February 14 2018
We delve into the many reasons why taking an off-season is pertinent to runner recovery.
Whether you’re brand-new to running or trying to get your groove back after a long break, the first steps can be tough. It takes time to build endurance and get your mind and body used to the striding motion. To keep your confidence high and injury risk low, it’s best to stick to a training schedule. This simple plan will safely get you up and running in just eight weeks.
HOW DO I START?
With this plan, you’ll run three days a week, alternating between intervals of running and walking for 20 minutes, plus a warm-up and cool-down. If you’re not quite ready to be active for 30 minutes, give yourself some time to work up to that before starting this program. And, of course, check with your doctor to make sure you’re cleared to start a running program, especially if you’ve recently been injured or had a baby.
WHERE SHOULD I RUN?
It’s up to you whether you want to do the workouts on the treadmill or in the great outdoors, but keep in mind that you’ll use slightly different muscles when you run outside. So if you do primarily treadmill running, be prepared for a little discomfort (particularly in your shins or calves) as you transition to outside running.
HOW FAST DO I NEED TO GO?
All of your run intervals should be done at a comfortable, conversational pace. If you find yourself huffing and puffing and not able to speak in complete sentences without gasping for air, slow down. Do your walk intervals at a brisk, steady pace, and don’t be tempted to take it easy. You’ll want to keep your heart rate elevated so it’s easy to transition back to running. Make sure you keep your arms at a 90-degree angle—don’t drop them to your side and walk casually. And keep your stride short, so you’re not putting stress on your hamstrings and shin muscles.
WHAT IF I CAN’T WORK OUT?
Don’t sweat it if you miss a day here or there, but try to stay consistent. It’s fine to repeat a week if you feel that you’re not ready to move on. Ramping up too quickly can lead to injury, so it’s better if you progress at the pace that’s right for you.
CAN I SWITCH THE DAYS AROUND IN THE PLAN?
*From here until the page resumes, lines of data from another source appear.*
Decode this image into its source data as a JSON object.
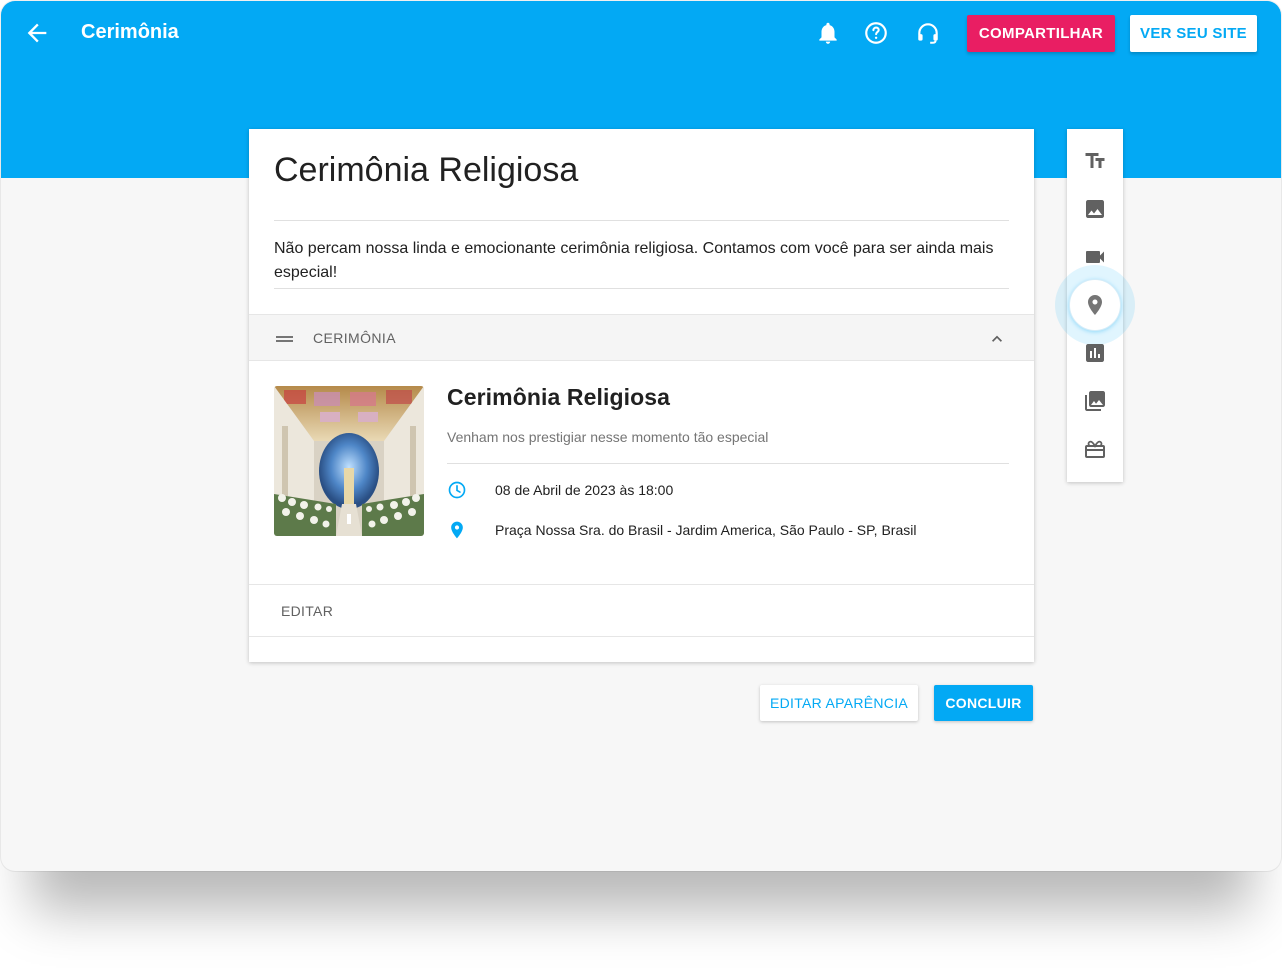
{
  "header": {
    "title": "Cerimônia",
    "share_label": "COMPARTILHAR",
    "view_site_label": "VER SEU SITE"
  },
  "page": {
    "heading": "Cerimônia Religiosa",
    "intro": "Não percam nossa linda e emocionante cerimônia religiosa. Contamos com você para ser ainda mais especial!"
  },
  "section": {
    "label": "CERIMÔNIA",
    "event_title": "Cerimônia Religiosa",
    "event_subtitle": "Venham nos prestigiar nesse momento tão especial",
    "datetime": "08 de Abril de 2023 às 18:00",
    "location": "Praça Nossa Sra. do Brasil - Jardim America, São Paulo - SP, Brasil",
    "edit_label": "EDITAR"
  },
  "toolbox": {
    "tools": [
      "text-icon",
      "image-icon",
      "video-icon",
      "location-pin-icon",
      "chart-icon",
      "gallery-icon",
      "gift-icon"
    ],
    "active": "location-pin-icon"
  },
  "actions": {
    "appearance_label": "EDITAR APARÊNCIA",
    "done_label": "CONCLUIR"
  },
  "colors": {
    "primary": "#03a9f4",
    "accent": "#e91e63"
  }
}
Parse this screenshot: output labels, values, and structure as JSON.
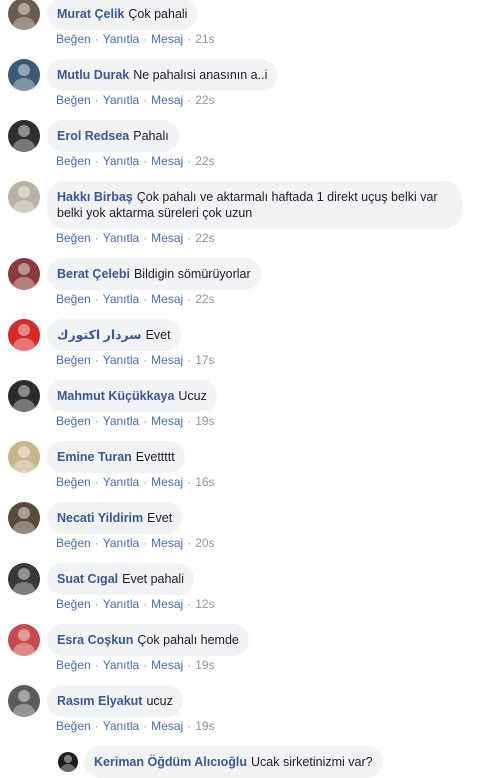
{
  "labels": {
    "like": "Beğen",
    "reply": "Yanıtla",
    "message": "Mesaj",
    "sep": "·"
  },
  "comments": [
    {
      "name": "Murat Çelik",
      "text": "Çok pahali",
      "time": "21s"
    },
    {
      "name": "Mutlu Durak",
      "text": "Ne pahalısi anasının a..i",
      "time": "22s"
    },
    {
      "name": "Erol Redsea",
      "text": "Pahalı",
      "time": "22s"
    },
    {
      "name": "Hakkı Birbaş",
      "text": "Çok pahalı ve aktarmalı haftada 1 direkt uçuş belki var belki yok aktarma süreleri çok uzun",
      "time": "22s"
    },
    {
      "name": "Berat Çelebi",
      "text": "Bildigin sömürüyorlar",
      "time": "22s"
    },
    {
      "name": "سردار اكتورك",
      "text": "Evet",
      "time": "17s"
    },
    {
      "name": "Mahmut Küçükkaya",
      "text": "Ucuz",
      "time": "19s"
    },
    {
      "name": "Emine Turan",
      "text": "Evettttt",
      "time": "16s"
    },
    {
      "name": "Necati Yildirim",
      "text": "Evet",
      "time": "20s"
    },
    {
      "name": "Suat Cıgal",
      "text": "Evet pahali",
      "time": "12s"
    },
    {
      "name": "Esra Coşkun",
      "text": "Çok pahalı hemde",
      "time": "19s"
    },
    {
      "name": "Rasım Elyakut",
      "text": "ucuz",
      "time": "19s"
    }
  ],
  "reply": {
    "name": "Keriman Öğdüm Alıcıoğlu",
    "text": "Ucak sirketinizmi var?"
  },
  "colors": {
    "link": "#385898",
    "bubble": "#f2f3f5",
    "avatars": [
      "#6b5a4e",
      "#3b5a7a",
      "#2f2f2f",
      "#b9b1a3",
      "#8a3a3a",
      "#d62b2b",
      "#2b2b2b",
      "#c8b58a",
      "#5a4a3a",
      "#3a3a3a",
      "#c94a4a",
      "#5b5b5b",
      "#1d1d1d"
    ]
  }
}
You can, but try not to run two days in a row, so your body has a chance to recover. On the days you’re not running, you can either take a rest day or build your endurance by doing other types of cardio. Be sure to give yourself at least one complete rest day each week.